I am basing the points on the following, by tier:

1 beats 1 = 3 points
1 beats 2 = 2 points
1 beats 3 = 1 point
2 beats 1 = 4 points
2 beats 2 = 3 points
2 beats 3 = 2 points
3 beats 1 = 5 points
3 beats 2 = 4 points
3 beats 3 = 3 points

This scoring gives credit to the “mid-tier” conference teams that are able to compete with top conference teams. This only applies to BCS conferences.

In a non BCS conference match-ups, since there are no "3rd tier" non-BCS schools in bowls, wins count as 2 points. However, if you LOSE to a non BCS school, you have a point deducted. (In other words, if heavily favored Oklahoma beats Boise State, they get 2 points. If they lose, they lose 1 point).

Finally, there is the case of the independent teams Notre Dame and Navy. Based on their BCS standings, Notre Dame counts as a 1st tier team, Navy a 3rd.

So, the bowl schedule based on the above (games purely between non-BCS teams removed) –

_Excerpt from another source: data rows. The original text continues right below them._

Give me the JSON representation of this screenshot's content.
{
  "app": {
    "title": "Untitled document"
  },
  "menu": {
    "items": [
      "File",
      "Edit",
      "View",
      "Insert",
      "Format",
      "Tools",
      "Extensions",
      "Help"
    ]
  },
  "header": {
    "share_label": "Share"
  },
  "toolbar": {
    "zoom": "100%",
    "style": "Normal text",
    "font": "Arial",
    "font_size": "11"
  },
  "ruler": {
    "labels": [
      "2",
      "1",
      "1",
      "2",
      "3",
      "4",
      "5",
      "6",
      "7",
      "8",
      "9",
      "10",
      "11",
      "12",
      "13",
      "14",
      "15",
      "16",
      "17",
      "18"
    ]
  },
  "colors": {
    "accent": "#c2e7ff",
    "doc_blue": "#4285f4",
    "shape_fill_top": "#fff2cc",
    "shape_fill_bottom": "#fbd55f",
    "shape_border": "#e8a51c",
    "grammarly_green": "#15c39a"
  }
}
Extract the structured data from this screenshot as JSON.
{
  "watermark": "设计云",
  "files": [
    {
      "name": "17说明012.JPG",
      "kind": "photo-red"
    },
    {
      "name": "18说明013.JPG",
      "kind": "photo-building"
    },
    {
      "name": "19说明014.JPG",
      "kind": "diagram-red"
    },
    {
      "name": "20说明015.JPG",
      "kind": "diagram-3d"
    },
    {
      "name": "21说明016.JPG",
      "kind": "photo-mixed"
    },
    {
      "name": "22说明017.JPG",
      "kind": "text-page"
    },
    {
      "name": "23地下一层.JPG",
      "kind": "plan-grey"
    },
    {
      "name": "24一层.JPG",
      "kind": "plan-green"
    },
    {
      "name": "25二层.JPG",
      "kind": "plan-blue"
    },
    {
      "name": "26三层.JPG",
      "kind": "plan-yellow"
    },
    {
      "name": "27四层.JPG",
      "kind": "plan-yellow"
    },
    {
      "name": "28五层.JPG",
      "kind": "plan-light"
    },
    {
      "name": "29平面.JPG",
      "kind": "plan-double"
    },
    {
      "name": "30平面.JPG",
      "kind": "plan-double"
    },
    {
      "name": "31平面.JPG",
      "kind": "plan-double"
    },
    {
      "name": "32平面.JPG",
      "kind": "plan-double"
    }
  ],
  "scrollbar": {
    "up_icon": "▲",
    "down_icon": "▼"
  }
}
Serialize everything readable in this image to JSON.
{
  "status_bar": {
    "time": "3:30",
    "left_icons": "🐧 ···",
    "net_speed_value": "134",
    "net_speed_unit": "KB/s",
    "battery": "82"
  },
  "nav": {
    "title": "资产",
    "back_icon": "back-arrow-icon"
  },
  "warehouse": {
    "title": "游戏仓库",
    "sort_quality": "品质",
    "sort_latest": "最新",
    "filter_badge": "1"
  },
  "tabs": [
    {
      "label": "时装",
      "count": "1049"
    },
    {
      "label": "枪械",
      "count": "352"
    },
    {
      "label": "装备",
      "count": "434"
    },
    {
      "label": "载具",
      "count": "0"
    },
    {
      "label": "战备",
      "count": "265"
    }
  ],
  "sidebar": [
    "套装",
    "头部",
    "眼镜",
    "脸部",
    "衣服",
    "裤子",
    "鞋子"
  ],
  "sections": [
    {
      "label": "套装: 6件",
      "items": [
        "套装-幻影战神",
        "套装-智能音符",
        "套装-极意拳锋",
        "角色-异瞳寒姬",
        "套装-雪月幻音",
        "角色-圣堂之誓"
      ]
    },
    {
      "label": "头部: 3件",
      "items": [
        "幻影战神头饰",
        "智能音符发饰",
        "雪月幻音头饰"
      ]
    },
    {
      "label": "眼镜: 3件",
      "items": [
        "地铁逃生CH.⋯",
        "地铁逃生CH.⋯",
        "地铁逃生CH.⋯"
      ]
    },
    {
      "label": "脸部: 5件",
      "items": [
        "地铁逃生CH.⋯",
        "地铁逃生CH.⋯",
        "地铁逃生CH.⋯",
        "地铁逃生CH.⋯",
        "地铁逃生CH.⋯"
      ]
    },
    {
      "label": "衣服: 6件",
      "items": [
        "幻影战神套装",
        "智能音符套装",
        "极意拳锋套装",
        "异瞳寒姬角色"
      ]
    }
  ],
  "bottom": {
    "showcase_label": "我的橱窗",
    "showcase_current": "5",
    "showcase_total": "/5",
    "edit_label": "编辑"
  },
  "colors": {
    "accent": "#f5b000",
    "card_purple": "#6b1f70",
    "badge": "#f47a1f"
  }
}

Dec. 21 Las Vegas Bowl, BYU vs. Oregon, (1 Mountain West v 3 Pac 10)
Dec. 23 PapaJohn's Bowl at Birmingham, Ala., South Florida vs. East Carolina, (2 Big East v 2 CUSA)
Dec. 24 Hawaii Bowl at Honolulu, Arizona State vs. Hawaii, (3 Pac 10 v 1 WAC)
Dec. 27 Emerald Bowl at San Francisco, Florida State vs. UCLA, (3 ACC v 2 Pac 10)
Dec. 28 Independence Bowl at Shreveport, La., Oklahoma State vs Alabama (3 Big 12 v 3 ACC)
Dec. 28 Holiday Bowl at San Diego, California vs. Texas A&M, (1 Pac 10 v 2 Big 12)
Dec. 28 Texas Bowl at Houston, Rutgers v Kansas State (2 Big East v 3 Big 12)
Dec. 29 Music City Bowl at Nashville, Tenn., Clemson v Kentucky (3 ACC v 3 SEC)
Dec. 29 Sun Bowl at El Paso, Missouri vs. Oregon State, (3 Big 12 v 2 Pac 10)
Dec. 29 Liberty Bowl at Memphis, Tenn., South Carolina vs. Houston, (3 SEC v 1 CUSA)
Dec. 29 Insight Bowl at Tempe, Ariz., Minnesota vs. Texas Tech (3 Big 10 v 3 Big 12)
Dec. 29 Champ Sports Bowl at Orlando, Fla., Purdue v Maryland (3 Big 10 v 3 ACC)
Dec. 30 Meineke Bowl at Charlotte, N.C., Navy vs. Boston College (3 IND v 2 ACC)
Dec. 30 Alamo Bowl at San Antonio, Texas v Iowa (1 Big 12 v 3 Big 10)
Dec. 30 Chick-fil-A Bowl at Atlanta, Georgia v Virginia Tech (3 SEC v 1 ACC)
Dec. 31 MPC Computers Bowl at Boise, Idaho, Nevada vs. Miami, (2 WAC v 3 ACC)
Jan. 1 Outback Bowl at Tampa, Fla., Tennessee v Penn State (3 SEC v 2 Big 10)
Jan. 1 Cotton Bowl at Dallas, Auburn v Nebraska (2 SEC v 2 Big 12)
Jan. 1 Capital One Bowl at Orlando, Fla., Wisconsin vs. Arkansas (2 Big 10 v 2 SEC)
Jan. 1 Gator Bowl at Jacksonville, Fla., Georgia Tech vs. West Virginia (2 ACC v 1 Big East)
Jan. 1 Rose Bowl at Pasadena, Calif., Southern Cal vs. Michigan (1 Pac 10 v 1 Big 10)
Jan. 1 Fiesta Bowl at Glendale, Ariz., Boise State v Oklahoma (1 WAC v 1 Big 12)
Jan. 2 Orange Bowl at Miami, Wake Forest vs. Louisville (1 ACC v 1 Big East)
Jan. 3 Sugar Bowl at New Orleans, Notre Dame v LSU (1 IND v 1 SEC)
Jan. 6 International Bowl at Toronto, Cincinnati vs. Western Michigan, (3 Big East v 2 Mid Am)
Jan. 8 BCS National Championship at Glendale, Ariz., Florida v Ohio State (1 SEC v 1 Big 10)

So, for games already played we have:

Dec 21 – BYU over Oregon (- 1 Pac 10)
Dec 23 – South Florida over East Carolina (+2 Big East)
Dec 24 – Hawaii over ASU (-1 Pac 10)

And current standings:

ACC = 0
Big 10 = 0
Big 12 = 0
Big East = 2
Pac 10 = -2
SEC = 0

Comments welcomed.

Now, let’s see who the best conference really is!


San_Fran_Gator_Jim said...

Mergz, this is certainly a better model than anything else out there. It will be interesting to see how it shakes out.

Henry Gomez said...

The best part about this is that we can assign points retroactively, kind of like the pre 1930s National Championships!

Mergz said...

Jim - Thanks. I too will be interested to see how it shakes out. As an SEC homer (I admit it) I really tried to make it as fair as possible.

Henry -

I guess I should have waited a week or so, then I could have REALLY done the retroactive bit.